* _Problem_:
Copy every record verbatim but exclude the pictures.

* _Data extracts_:
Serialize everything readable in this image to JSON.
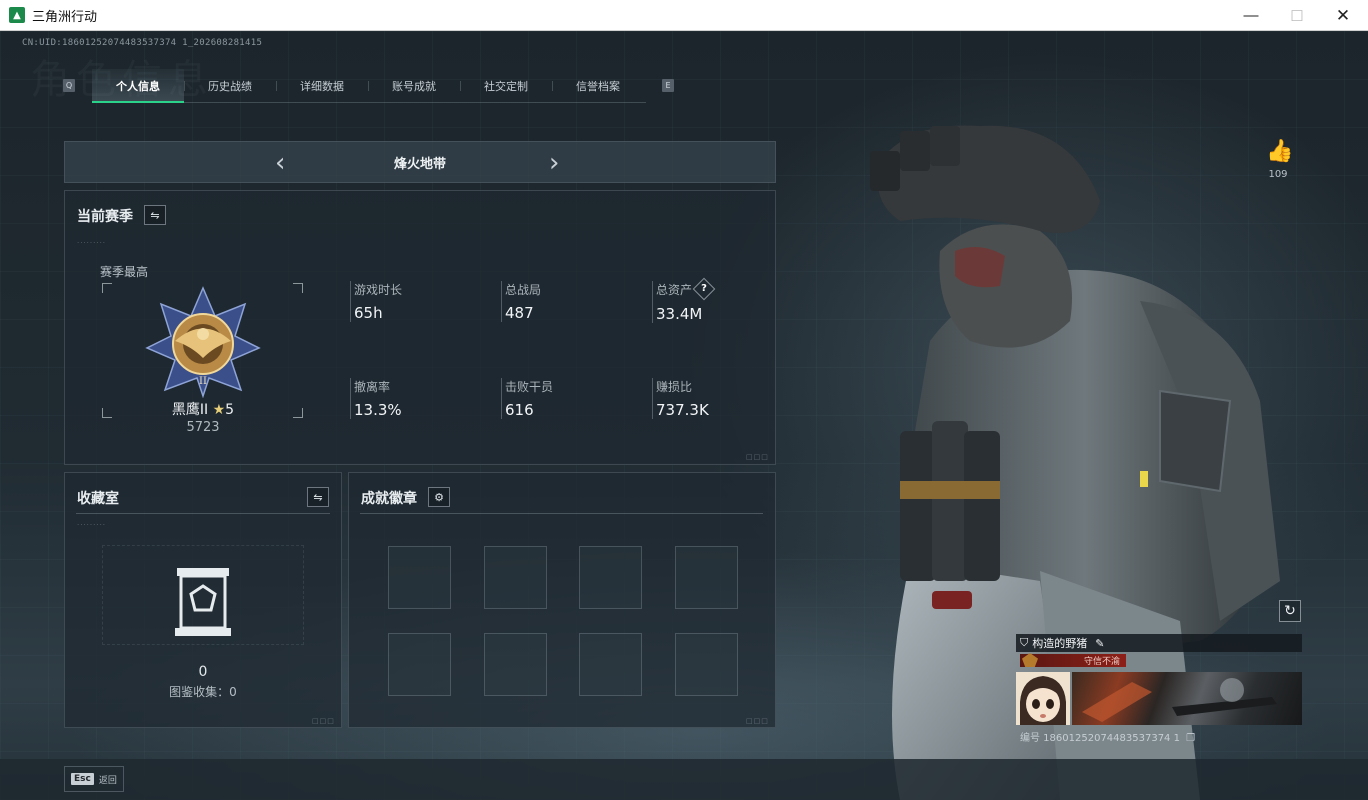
{
  "window": {
    "title": "三角洲行动",
    "minimize": "—",
    "maximize": "☐",
    "close": "✕"
  },
  "uid_line": "CN:UID:18601252074483537374 1_202608281415",
  "watermark": "角色信息",
  "tabs": {
    "left_key": "Q",
    "right_key": "E",
    "items": [
      "个人信息",
      "历史战绩",
      "详细数据",
      "账号成就",
      "社交定制",
      "信誉档案"
    ],
    "active": "个人信息"
  },
  "mode": {
    "title": "烽火地带",
    "prev": "‹",
    "next": "›"
  },
  "season": {
    "title": "当前赛季",
    "best_label": "赛季最高",
    "rank_name": "黑鹰II",
    "rank_stars": "5",
    "rank_points": "5723",
    "stats": [
      {
        "label": "游戏时长",
        "value": "65h"
      },
      {
        "label": "总战局",
        "value": "487"
      },
      {
        "label": "总资产",
        "value": "33.4M",
        "help": "?"
      },
      {
        "label": "撤离率",
        "value": "13.3%"
      },
      {
        "label": "击败干员",
        "value": "616"
      },
      {
        "label": "赚损比",
        "value": "737.3K"
      }
    ]
  },
  "collection": {
    "title": "收藏室",
    "count": "0",
    "subtitle": "图鉴收集：0"
  },
  "achievements": {
    "title": "成就徽章"
  },
  "profile_card": {
    "likes": "109",
    "name": "构造的野猪",
    "tag": "守信不渝",
    "id_line": "编号 18601252074483537374 1"
  },
  "footer": {
    "esc_key": "Esc",
    "esc_label": "返回"
  }
}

* _Expected answer_:
Serialize everything readable in this image to JSON.
{
  "window": {
    "title": "三角洲行动",
    "minimize": "—",
    "maximize": "☐",
    "close": "✕"
  },
  "uid_line": "CN:UID:18601252074483537374 1_202608281415",
  "watermark": "角色信息",
  "tabs": {
    "left_key": "Q",
    "right_key": "E",
    "items": [
      "个人信息",
      "历史战绩",
      "详细数据",
      "账号成就",
      "社交定制",
      "信誉档案"
    ],
    "active": "个人信息"
  },
  "mode": {
    "title": "烽火地带",
    "prev": "‹",
    "next": "›"
  },
  "season": {
    "title": "当前赛季",
    "best_label": "赛季最高",
    "rank_name": "黑鹰II",
    "rank_stars": "5",
    "rank_points": "5723",
    "stats": [
      {
        "label": "游戏时长",
        "value": "65h"
      },
      {
        "label": "总战局",
        "value": "487"
      },
      {
        "label": "总资产",
        "value": "33.4M",
        "help": "?"
      },
      {
        "label": "撤离率",
        "value": "13.3%"
      },
      {
        "label": "击败干员",
        "value": "616"
      },
      {
        "label": "赚损比",
        "value": "737.3K"
      }
    ]
  },
  "collection": {
    "title": "收藏室",
    "count": "0",
    "subtitle": "图鉴收集：0"
  },
  "achievements": {
    "title": "成就徽章"
  },
  "profile_card": {
    "likes": "109",
    "name": "构造的野猪",
    "tag": "守信不渝",
    "id_line": "编号 18601252074483537374 1"
  },
  "footer": {
    "esc_key": "Esc",
    "esc_label": "返回"
  }
}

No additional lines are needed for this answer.